No one really wins a Dutch election, so the popular wisdom goes—and this week’s vote was no exception.
While Prime Minister Mark Rutte of the centre-right VVD party is positioned to stay the course, Wednesday’s vote left the political landscape of the Netherlands much-changed. The far-right populist movement of Geert Wilders’s Freedom Party ultimately stumbled, though it did gain five seats, coming in second place with 20 seats behind Rutte’s 33 (a loss of 8 seats from the last election).
But the Dutch parliamentary system requires that the winner—in this case Mark Rutte—achieve an outright majority in order to form a government, and in the absence of a clear winner, a coalition must be formed. Of the 150 seats in Dutch parliament, Mr. Rutte’s coalition must account for at least 76. It won’t be easy, since the PM has sworn he will not collaborate with Wilders, his anti-immigrant, Islamophobic opponent.
Because the Netherlands lacks multiple electoral ridings, seats are allocated roughly in proportion to each party’s share of the national vote. This makes it easy for small, often single-issue parties, such as Freedom or the Greens, to enter parliament. It also means the Dutch parliament is a patchwork of competing political platforms and interests, ranging from the far left to the deeply Christian and conservative. Mr. Rutte will have his work cut out for him negotiating a coalition in the coming weeks.
Luckily, there is historical precedent.
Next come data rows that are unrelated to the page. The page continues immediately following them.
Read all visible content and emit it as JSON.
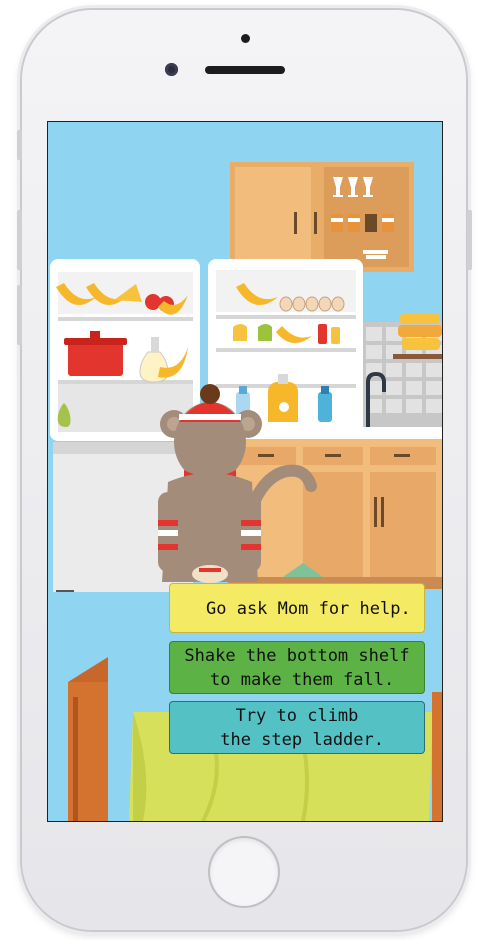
{
  "device": {
    "model": "iphone",
    "frame_color": "#f0f0f2"
  },
  "scene": {
    "setting": "kitchen",
    "background_color": "#8fd4f0",
    "character": "sock-monkey-wearing-striped-beanie"
  },
  "choices": [
    {
      "id": "ask-mom",
      "lines": [
        "Go ask Mom for help."
      ],
      "color": "#f5ea63"
    },
    {
      "id": "shake-shelf",
      "lines": [
        "Shake the bottom shelf",
        " to make them fall."
      ],
      "color": "#5cb244"
    },
    {
      "id": "step-ladder",
      "lines": [
        "Try to climb",
        " the step ladder."
      ],
      "color": "#54c2c5"
    }
  ]
}
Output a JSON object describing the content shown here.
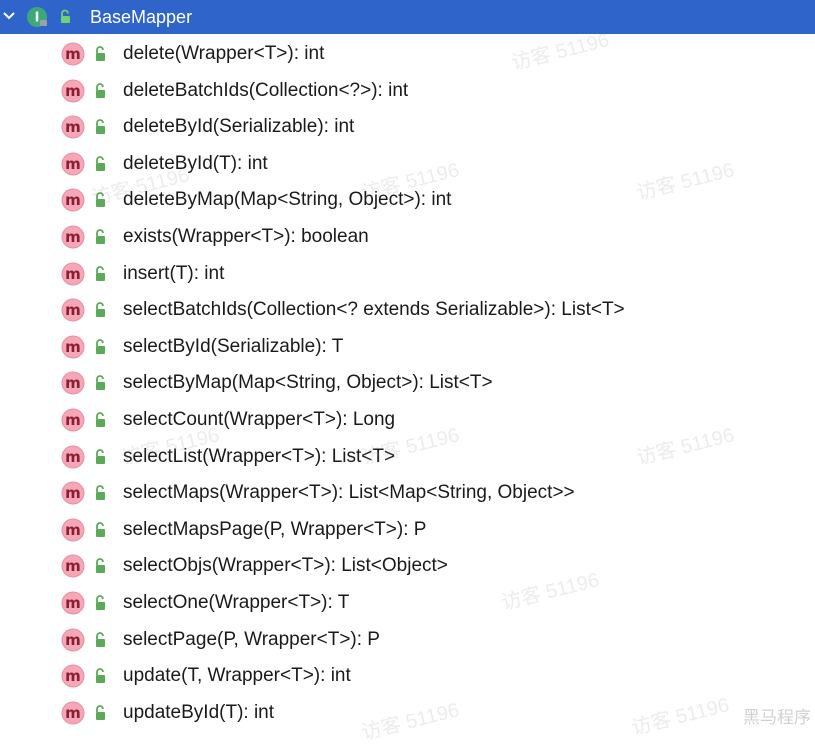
{
  "header": {
    "title": "BaseMapper",
    "interface_letter": "I",
    "colors": {
      "bg": "#2f65ca",
      "text": "#ffffff",
      "interface": "#3ea878"
    }
  },
  "icons": {
    "method": {
      "letter": "m",
      "bg": "#f5a7b7",
      "border": "#e88ea2"
    },
    "lock_color": "#5aaa5a"
  },
  "methods": [
    {
      "sig": "delete(Wrapper<T>): int"
    },
    {
      "sig": "deleteBatchIds(Collection<?>): int"
    },
    {
      "sig": "deleteById(Serializable): int"
    },
    {
      "sig": "deleteById(T): int"
    },
    {
      "sig": "deleteByMap(Map<String, Object>): int"
    },
    {
      "sig": "exists(Wrapper<T>): boolean"
    },
    {
      "sig": "insert(T): int"
    },
    {
      "sig": "selectBatchIds(Collection<? extends Serializable>): List<T>"
    },
    {
      "sig": "selectById(Serializable): T"
    },
    {
      "sig": "selectByMap(Map<String, Object>): List<T>"
    },
    {
      "sig": "selectCount(Wrapper<T>): Long"
    },
    {
      "sig": "selectList(Wrapper<T>): List<T>"
    },
    {
      "sig": "selectMaps(Wrapper<T>): List<Map<String, Object>>"
    },
    {
      "sig": "selectMapsPage(P, Wrapper<T>): P"
    },
    {
      "sig": "selectObjs(Wrapper<T>): List<Object>"
    },
    {
      "sig": "selectOne(Wrapper<T>): T"
    },
    {
      "sig": "selectPage(P, Wrapper<T>): P"
    },
    {
      "sig": "update(T, Wrapper<T>): int"
    },
    {
      "sig": "updateById(T): int"
    }
  ],
  "watermark": {
    "text": "访客 51196",
    "corner": "黑马程序"
  }
}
No single Dutch party has won a clear majority in modern history, so Mr. Rutte—who has already served two terms as PM—and his Dutch political colleagues are well-versed in the art of negotiating political compromise.
But despite this increasingly fragmented political landscape, Mr. Rutte and his supporters celebrated his victory as one that saved the Netherlands from “the wrong kind of populism.” He promised his party would “hold our course, and keep this country safe, stable and prosperous.”
In fact, Mr. Rutte’s victory was in many ways down to timing and luck. He was polling neck-and-neck with his far-right opponent until late last week when a diplomatic spat with Turkey provided political manna from heaven. After the Dutch government refused to allow a Turkish minister to land her plane in Rotterdam on the grounds it would exacerbate religious tensions in the country, Turkish President Recep Tayyip Erdogan accused the Dutch government of “nazism.” Mr. Rutte’s firm-yet-even-handed response was widely praised.
The Dutch election was closely watched within the Eurozone, too. With France and Germany also heading to the polls later this year, the hope is that Mr. Rutte’s victory signals stability for the EU (like most far right populists, Wilders is also vehemently anti-Europe). The victory of centrism is a slightly hollow one, however; Mr. Rutte did, after all, lose nearly a quarter of his seats. And Wilders—who campaigned on a platform of banning immigration and asylum-seekers, the public wearing of hijab, all mosques and Muslim schools as well as the Quran, a process he described as the “de-Islamification” of the Netherlands—showed no signs of being cowed by the result. Like a villain in a 19th-century melodrama, Wilders warned Mr. Rutte that he “has not seen the last of me,” and told his supporters the so-called “patriotic spring” was yet to come.
That Wilders managed to increase his party’s seats by a quarter despite being convicted of spreading hate crimes against Dutch-Moroccans—whom he openly referred to as “scum” in his speeches—shows that there has been a significant political shift in the Netherlands. Once considered a bastion of openness and tolerance, this tiny, socially-liberal country must now reconcile itself to the fact that it strengthened the standing of an Islamophobe in opposition. For the rest of Europe, it looks like the new normal.